#### [Required work]
Extract the complete data exactly as given.

#### [Given records]
▼▼▼
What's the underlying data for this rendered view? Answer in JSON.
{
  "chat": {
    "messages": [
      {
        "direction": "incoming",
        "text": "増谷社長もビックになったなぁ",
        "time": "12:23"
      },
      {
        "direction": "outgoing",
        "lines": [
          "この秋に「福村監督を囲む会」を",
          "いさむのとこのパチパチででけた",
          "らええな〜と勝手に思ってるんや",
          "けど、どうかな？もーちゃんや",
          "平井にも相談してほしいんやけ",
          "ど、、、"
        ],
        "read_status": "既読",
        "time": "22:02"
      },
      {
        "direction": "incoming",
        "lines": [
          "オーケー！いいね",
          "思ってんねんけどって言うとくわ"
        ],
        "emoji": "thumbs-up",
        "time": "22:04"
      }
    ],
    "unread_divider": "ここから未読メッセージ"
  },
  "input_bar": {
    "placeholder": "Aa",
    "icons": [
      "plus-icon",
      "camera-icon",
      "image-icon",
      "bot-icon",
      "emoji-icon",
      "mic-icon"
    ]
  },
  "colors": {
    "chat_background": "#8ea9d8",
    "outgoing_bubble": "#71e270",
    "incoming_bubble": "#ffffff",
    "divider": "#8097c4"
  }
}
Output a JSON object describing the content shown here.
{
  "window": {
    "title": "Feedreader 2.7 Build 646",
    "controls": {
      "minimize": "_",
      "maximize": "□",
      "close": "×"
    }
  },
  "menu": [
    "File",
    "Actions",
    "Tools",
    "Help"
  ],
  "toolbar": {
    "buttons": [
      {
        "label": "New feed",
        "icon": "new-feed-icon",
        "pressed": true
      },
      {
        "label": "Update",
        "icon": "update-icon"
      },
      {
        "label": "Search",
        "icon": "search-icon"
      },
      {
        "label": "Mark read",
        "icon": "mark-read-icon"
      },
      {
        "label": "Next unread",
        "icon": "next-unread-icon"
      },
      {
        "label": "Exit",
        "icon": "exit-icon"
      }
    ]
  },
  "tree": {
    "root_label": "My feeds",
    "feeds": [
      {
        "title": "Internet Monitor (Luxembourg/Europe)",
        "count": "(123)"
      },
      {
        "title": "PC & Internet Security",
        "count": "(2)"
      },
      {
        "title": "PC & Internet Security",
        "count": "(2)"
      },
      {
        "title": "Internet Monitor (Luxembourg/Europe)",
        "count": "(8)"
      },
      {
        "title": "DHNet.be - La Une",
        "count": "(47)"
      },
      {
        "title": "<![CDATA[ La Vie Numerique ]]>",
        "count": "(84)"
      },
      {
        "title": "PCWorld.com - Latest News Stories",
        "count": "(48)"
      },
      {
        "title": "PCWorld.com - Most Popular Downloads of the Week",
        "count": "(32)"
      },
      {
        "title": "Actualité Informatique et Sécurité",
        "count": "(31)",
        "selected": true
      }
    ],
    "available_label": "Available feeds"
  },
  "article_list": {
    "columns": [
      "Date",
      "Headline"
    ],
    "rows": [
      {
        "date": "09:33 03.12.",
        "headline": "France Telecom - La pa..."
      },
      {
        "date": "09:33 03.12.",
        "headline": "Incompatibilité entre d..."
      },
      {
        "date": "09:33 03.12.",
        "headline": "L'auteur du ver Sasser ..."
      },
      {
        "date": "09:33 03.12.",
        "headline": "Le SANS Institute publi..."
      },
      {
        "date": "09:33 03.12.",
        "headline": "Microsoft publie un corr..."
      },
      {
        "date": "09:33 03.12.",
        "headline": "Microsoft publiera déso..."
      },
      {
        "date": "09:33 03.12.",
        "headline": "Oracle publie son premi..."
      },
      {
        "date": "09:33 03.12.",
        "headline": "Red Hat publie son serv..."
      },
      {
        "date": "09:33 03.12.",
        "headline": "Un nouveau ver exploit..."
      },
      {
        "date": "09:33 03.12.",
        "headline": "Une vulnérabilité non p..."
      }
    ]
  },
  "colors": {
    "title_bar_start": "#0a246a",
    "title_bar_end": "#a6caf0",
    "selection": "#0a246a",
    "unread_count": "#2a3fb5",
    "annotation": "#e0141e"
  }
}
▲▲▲
#### [Solved exercise]
What's the underlying data for this rendered view? Answer in JSON.
{
  "chat": {
    "messages": [
      {
        "direction": "incoming",
        "text": "増谷社長もビックになったなぁ",
        "time": "12:23"
      },
      {
        "direction": "outgoing",
        "lines": [
          "この秋に「福村監督を囲む会」を",
          "いさむのとこのパチパチででけた",
          "らええな〜と勝手に思ってるんや",
          "けど、どうかな？もーちゃんや",
          "平井にも相談してほしいんやけ",
          "ど、、、"
        ],
        "read_status": "既読",
        "time": "22:02"
      },
      {
        "direction": "incoming",
        "lines": [
          "オーケー！いいね",
          "思ってんねんけどって言うとくわ"
        ],
        "emoji": "thumbs-up",
        "time": "22:04"
      }
    ],
    "unread_divider": "ここから未読メッセージ"
  },
  "input_bar": {
    "placeholder": "Aa",
    "icons": [
      "plus-icon",
      "camera-icon",
      "image-icon",
      "bot-icon",
      "emoji-icon",
      "mic-icon"
    ]
  },
  "colors": {
    "chat_background": "#8ea9d8",
    "outgoing_bubble": "#71e270",
    "incoming_bubble": "#ffffff",
    "divider": "#8097c4"
  }
}
Output a JSON object describing the content shown here.
{
  "window": {
    "title": "Feedreader 2.7 Build 646",
    "controls": {
      "minimize": "_",
      "maximize": "□",
      "close": "×"
    }
  },
  "menu": [
    "File",
    "Actions",
    "Tools",
    "Help"
  ],
  "toolbar": {
    "buttons": [
      {
        "label": "New feed",
        "icon": "new-feed-icon",
        "pressed": true
      },
      {
        "label": "Update",
        "icon": "update-icon"
      },
      {
        "label": "Search",
        "icon": "search-icon"
      },
      {
        "label": "Mark read",
        "icon": "mark-read-icon"
      },
      {
        "label": "Next unread",
        "icon": "next-unread-icon"
      },
      {
        "label": "Exit",
        "icon": "exit-icon"
      }
    ]
  },
  "tree": {
    "root_label": "My feeds",
    "feeds": [
      {
        "title": "Internet Monitor (Luxembourg/Europe)",
        "count": "(123)"
      },
      {
        "title": "PC & Internet Security",
        "count": "(2)"
      },
      {
        "title": "PC & Internet Security",
        "count": "(2)"
      },
      {
        "title": "Internet Monitor (Luxembourg/Europe)",
        "count": "(8)"
      },
      {
        "title": "DHNet.be - La Une",
        "count": "(47)"
      },
      {
        "title": "<![CDATA[ La Vie Numerique ]]>",
        "count": "(84)"
      },
      {
        "title": "PCWorld.com - Latest News Stories",
        "count": "(48)"
      },
      {
        "title": "PCWorld.com - Most Popular Downloads of the Week",
        "count": "(32)"
      },
      {
        "title": "Actualité Informatique et Sécurité",
        "count": "(31)",
        "selected": true
      }
    ],
    "available_label": "Available feeds"
  },
  "article_list": {
    "columns": [
      "Date",
      "Headline"
    ],
    "rows": [
      {
        "date": "09:33 03.12.",
        "headline": "France Telecom - La pa..."
      },
      {
        "date": "09:33 03.12.",
        "headline": "Incompatibilité entre d..."
      },
      {
        "date": "09:33 03.12.",
        "headline": "L'auteur du ver Sasser ..."
      },
      {
        "date": "09:33 03.12.",
        "headline": "Le SANS Institute publi..."
      },
      {
        "date": "09:33 03.12.",
        "headline": "Microsoft publie un corr..."
      },
      {
        "date": "09:33 03.12.",
        "headline": "Microsoft publiera déso..."
      },
      {
        "date": "09:33 03.12.",
        "headline": "Oracle publie son premi..."
      },
      {
        "date": "09:33 03.12.",
        "headline": "Red Hat publie son serv..."
      },
      {
        "date": "09:33 03.12.",
        "headline": "Un nouveau ver exploit..."
      },
      {
        "date": "09:33 03.12.",
        "headline": "Une vulnérabilité non p..."
      }
    ]
  },
  "colors": {
    "title_bar_start": "#0a246a",
    "title_bar_end": "#a6caf0",
    "selection": "#0a246a",
    "unread_count": "#2a3fb5",
    "annotation": "#e0141e"
  }
}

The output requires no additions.